Information shown START

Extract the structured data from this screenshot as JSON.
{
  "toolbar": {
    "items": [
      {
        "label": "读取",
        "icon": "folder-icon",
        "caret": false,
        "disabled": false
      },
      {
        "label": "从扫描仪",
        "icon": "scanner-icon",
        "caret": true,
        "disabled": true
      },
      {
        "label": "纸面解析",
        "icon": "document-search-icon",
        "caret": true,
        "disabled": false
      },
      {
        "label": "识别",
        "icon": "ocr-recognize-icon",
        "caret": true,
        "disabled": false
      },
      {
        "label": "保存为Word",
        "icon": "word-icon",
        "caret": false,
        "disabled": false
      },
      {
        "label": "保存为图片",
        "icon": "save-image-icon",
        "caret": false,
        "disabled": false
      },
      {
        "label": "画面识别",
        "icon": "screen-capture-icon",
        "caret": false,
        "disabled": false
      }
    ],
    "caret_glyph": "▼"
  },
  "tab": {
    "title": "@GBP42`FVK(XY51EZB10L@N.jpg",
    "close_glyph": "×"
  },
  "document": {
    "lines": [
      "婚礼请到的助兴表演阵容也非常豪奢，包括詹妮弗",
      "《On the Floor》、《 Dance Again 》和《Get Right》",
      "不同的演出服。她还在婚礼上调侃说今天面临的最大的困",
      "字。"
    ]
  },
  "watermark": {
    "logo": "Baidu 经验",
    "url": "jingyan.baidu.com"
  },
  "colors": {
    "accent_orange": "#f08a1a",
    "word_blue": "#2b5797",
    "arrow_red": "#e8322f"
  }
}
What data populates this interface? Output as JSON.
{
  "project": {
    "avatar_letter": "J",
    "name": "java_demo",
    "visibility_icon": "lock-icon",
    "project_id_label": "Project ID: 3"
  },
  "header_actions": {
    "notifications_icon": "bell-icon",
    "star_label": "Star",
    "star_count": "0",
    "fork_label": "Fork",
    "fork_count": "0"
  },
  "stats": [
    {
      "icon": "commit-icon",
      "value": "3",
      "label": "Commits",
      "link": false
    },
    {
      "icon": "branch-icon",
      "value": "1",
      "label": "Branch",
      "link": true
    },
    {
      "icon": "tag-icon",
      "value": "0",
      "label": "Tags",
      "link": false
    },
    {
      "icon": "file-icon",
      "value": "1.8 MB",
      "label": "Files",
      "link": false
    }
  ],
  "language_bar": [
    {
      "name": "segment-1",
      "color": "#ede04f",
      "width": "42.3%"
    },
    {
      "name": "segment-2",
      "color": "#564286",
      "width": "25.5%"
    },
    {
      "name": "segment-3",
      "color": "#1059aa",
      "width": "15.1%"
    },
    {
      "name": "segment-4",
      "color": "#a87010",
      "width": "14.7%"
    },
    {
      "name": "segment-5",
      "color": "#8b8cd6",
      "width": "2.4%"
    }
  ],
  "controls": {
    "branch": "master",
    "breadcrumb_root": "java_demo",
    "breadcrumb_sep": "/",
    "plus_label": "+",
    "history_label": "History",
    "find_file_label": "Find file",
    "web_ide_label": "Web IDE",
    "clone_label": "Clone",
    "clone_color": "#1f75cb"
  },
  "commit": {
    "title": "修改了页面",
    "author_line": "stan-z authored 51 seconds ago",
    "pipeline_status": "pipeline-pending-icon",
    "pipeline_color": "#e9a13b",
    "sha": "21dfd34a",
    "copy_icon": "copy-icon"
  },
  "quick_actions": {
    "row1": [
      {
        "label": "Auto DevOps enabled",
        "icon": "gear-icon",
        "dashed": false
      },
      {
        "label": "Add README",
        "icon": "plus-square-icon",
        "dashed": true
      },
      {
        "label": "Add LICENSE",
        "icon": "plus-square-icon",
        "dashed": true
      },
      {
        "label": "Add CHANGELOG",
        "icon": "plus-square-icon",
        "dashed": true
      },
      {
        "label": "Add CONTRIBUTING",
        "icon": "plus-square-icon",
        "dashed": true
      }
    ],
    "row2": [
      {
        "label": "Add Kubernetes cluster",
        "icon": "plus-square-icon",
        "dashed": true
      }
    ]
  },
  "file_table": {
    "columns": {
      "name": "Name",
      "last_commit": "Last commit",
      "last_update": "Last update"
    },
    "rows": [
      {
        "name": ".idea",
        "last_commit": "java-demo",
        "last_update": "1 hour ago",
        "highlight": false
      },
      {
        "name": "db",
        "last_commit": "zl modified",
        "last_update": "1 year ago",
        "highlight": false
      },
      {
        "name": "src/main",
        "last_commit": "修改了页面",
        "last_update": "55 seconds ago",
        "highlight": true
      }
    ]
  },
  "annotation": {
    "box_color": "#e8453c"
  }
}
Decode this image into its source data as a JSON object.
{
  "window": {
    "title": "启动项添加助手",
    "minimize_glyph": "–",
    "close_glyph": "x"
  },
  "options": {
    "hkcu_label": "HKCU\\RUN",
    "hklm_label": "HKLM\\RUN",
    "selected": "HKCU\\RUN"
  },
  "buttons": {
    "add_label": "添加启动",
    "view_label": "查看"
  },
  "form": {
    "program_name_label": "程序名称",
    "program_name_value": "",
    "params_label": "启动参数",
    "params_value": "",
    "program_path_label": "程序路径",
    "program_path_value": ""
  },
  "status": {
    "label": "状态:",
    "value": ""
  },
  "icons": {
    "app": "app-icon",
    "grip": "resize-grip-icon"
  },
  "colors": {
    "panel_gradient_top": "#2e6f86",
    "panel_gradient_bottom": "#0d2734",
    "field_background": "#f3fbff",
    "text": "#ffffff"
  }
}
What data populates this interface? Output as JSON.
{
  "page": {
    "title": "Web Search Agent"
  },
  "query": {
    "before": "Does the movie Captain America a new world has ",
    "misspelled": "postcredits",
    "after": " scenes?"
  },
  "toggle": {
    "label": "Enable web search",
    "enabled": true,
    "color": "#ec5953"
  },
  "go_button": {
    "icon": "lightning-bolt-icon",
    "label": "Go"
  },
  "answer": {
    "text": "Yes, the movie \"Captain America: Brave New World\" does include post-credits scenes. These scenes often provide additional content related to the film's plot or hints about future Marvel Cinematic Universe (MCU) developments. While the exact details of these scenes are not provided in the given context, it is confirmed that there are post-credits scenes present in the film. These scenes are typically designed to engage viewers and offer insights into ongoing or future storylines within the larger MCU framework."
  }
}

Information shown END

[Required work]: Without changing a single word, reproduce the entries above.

[Solution to the exercise]:
Extract the structured data from this screenshot as JSON.
{
  "toolbar": {
    "items": [
      {
        "label": "读取",
        "icon": "folder-icon",
        "caret": false,
        "disabled": false
      },
      {
        "label": "从扫描仪",
        "icon": "scanner-icon",
        "caret": true,
        "disabled": true
      },
      {
        "label": "纸面解析",
        "icon": "document-search-icon",
        "caret": true,
        "disabled": false
      },
      {
        "label": "识别",
        "icon": "ocr-recognize-icon",
        "caret": true,
        "disabled": false
      },
      {
        "label": "保存为Word",
        "icon": "word-icon",
        "caret": false,
        "disabled": false
      },
      {
        "label": "保存为图片",
        "icon": "save-image-icon",
        "caret": false,
        "disabled": false
      },
      {
        "label": "画面识别",
        "icon": "screen-capture-icon",
        "caret": false,
        "disabled": false
      }
    ],
    "caret_glyph": "▼"
  },
  "tab": {
    "title": "@GBP42`FVK(XY51EZB10L@N.jpg",
    "close_glyph": "×"
  },
  "document": {
    "lines": [
      "婚礼请到的助兴表演阵容也非常豪奢，包括詹妮弗",
      "《On the Floor》、《 Dance Again 》和《Get Right》",
      "不同的演出服。她还在婚礼上调侃说今天面临的最大的困",
      "字。"
    ]
  },
  "watermark": {
    "logo": "Baidu 经验",
    "url": "jingyan.baidu.com"
  },
  "colors": {
    "accent_orange": "#f08a1a",
    "word_blue": "#2b5797",
    "arrow_red": "#e8322f"
  }
}
What data populates this interface? Output as JSON.
{
  "project": {
    "avatar_letter": "J",
    "name": "java_demo",
    "visibility_icon": "lock-icon",
    "project_id_label": "Project ID: 3"
  },
  "header_actions": {
    "notifications_icon": "bell-icon",
    "star_label": "Star",
    "star_count": "0",
    "fork_label": "Fork",
    "fork_count": "0"
  },
  "stats": [
    {
      "icon": "commit-icon",
      "value": "3",
      "label": "Commits",
      "link": false
    },
    {
      "icon": "branch-icon",
      "value": "1",
      "label": "Branch",
      "link": true
    },
    {
      "icon": "tag-icon",
      "value": "0",
      "label": "Tags",
      "link": false
    },
    {
      "icon": "file-icon",
      "value": "1.8 MB",
      "label": "Files",
      "link": false
    }
  ],
  "language_bar": [
    {
      "name": "segment-1",
      "color": "#ede04f",
      "width": "42.3%"
    },
    {
      "name": "segment-2",
      "color": "#564286",
      "width": "25.5%"
    },
    {
      "name": "segment-3",
      "color": "#1059aa",
      "width": "15.1%"
    },
    {
      "name": "segment-4",
      "color": "#a87010",
      "width": "14.7%"
    },
    {
      "name": "segment-5",
      "color": "#8b8cd6",
      "width": "2.4%"
    }
  ],
  "controls": {
    "branch": "master",
    "breadcrumb_root": "java_demo",
    "breadcrumb_sep": "/",
    "plus_label": "+",
    "history_label": "History",
    "find_file_label": "Find file",
    "web_ide_label": "Web IDE",
    "clone_label": "Clone",
    "clone_color": "#1f75cb"
  },
  "commit": {
    "title": "修改了页面",
    "author_line": "stan-z authored 51 seconds ago",
    "pipeline_status": "pipeline-pending-icon",
    "pipeline_color": "#e9a13b",
    "sha": "21dfd34a",
    "copy_icon": "copy-icon"
  },
  "quick_actions": {
    "row1": [
      {
        "label": "Auto DevOps enabled",
        "icon": "gear-icon",
        "dashed": false
      },
      {
        "label": "Add README",
        "icon": "plus-square-icon",
        "dashed": true
      },
      {
        "label": "Add LICENSE",
        "icon": "plus-square-icon",
        "dashed": true
      },
      {
        "label": "Add CHANGELOG",
        "icon": "plus-square-icon",
        "dashed": true
      },
      {
        "label": "Add CONTRIBUTING",
        "icon": "plus-square-icon",
        "dashed": true
      }
    ],
    "row2": [
      {
        "label": "Add Kubernetes cluster",
        "icon": "plus-square-icon",
        "dashed": true
      }
    ]
  },
  "file_table": {
    "columns": {
      "name": "Name",
      "last_commit": "Last commit",
      "last_update": "Last update"
    },
    "rows": [
      {
        "name": ".idea",
        "last_commit": "java-demo",
        "last_update": "1 hour ago",
        "highlight": false
      },
      {
        "name": "db",
        "last_commit": "zl modified",
        "last_update": "1 year ago",
        "highlight": false
      },
      {
        "name": "src/main",
        "last_commit": "修改了页面",
        "last_update": "55 seconds ago",
        "highlight": true
      }
    ]
  },
  "annotation": {
    "box_color": "#e8453c"
  }
}
Decode this image into its source data as a JSON object.
{
  "window": {
    "title": "启动项添加助手",
    "minimize_glyph": "–",
    "close_glyph": "x"
  },
  "options": {
    "hkcu_label": "HKCU\\RUN",
    "hklm_label": "HKLM\\RUN",
    "selected": "HKCU\\RUN"
  },
  "buttons": {
    "add_label": "添加启动",
    "view_label": "查看"
  },
  "form": {
    "program_name_label": "程序名称",
    "program_name_value": "",
    "params_label": "启动参数",
    "params_value": "",
    "program_path_label": "程序路径",
    "program_path_value": ""
  },
  "status": {
    "label": "状态:",
    "value": ""
  },
  "icons": {
    "app": "app-icon",
    "grip": "resize-grip-icon"
  },
  "colors": {
    "panel_gradient_top": "#2e6f86",
    "panel_gradient_bottom": "#0d2734",
    "field_background": "#f3fbff",
    "text": "#ffffff"
  }
}
What data populates this interface? Output as JSON.
{
  "page": {
    "title": "Web Search Agent"
  },
  "query": {
    "before": "Does the movie Captain America a new world has ",
    "misspelled": "postcredits",
    "after": " scenes?"
  },
  "toggle": {
    "label": "Enable web search",
    "enabled": true,
    "color": "#ec5953"
  },
  "go_button": {
    "icon": "lightning-bolt-icon",
    "label": "Go"
  },
  "answer": {
    "text": "Yes, the movie \"Captain America: Brave New World\" does include post-credits scenes. These scenes often provide additional content related to the film's plot or hints about future Marvel Cinematic Universe (MCU) developments. While the exact details of these scenes are not provided in the given context, it is confirmed that there are post-credits scenes present in the film. These scenes are typically designed to engage viewers and offer insights into ongoing or future storylines within the larger MCU framework."
  }
}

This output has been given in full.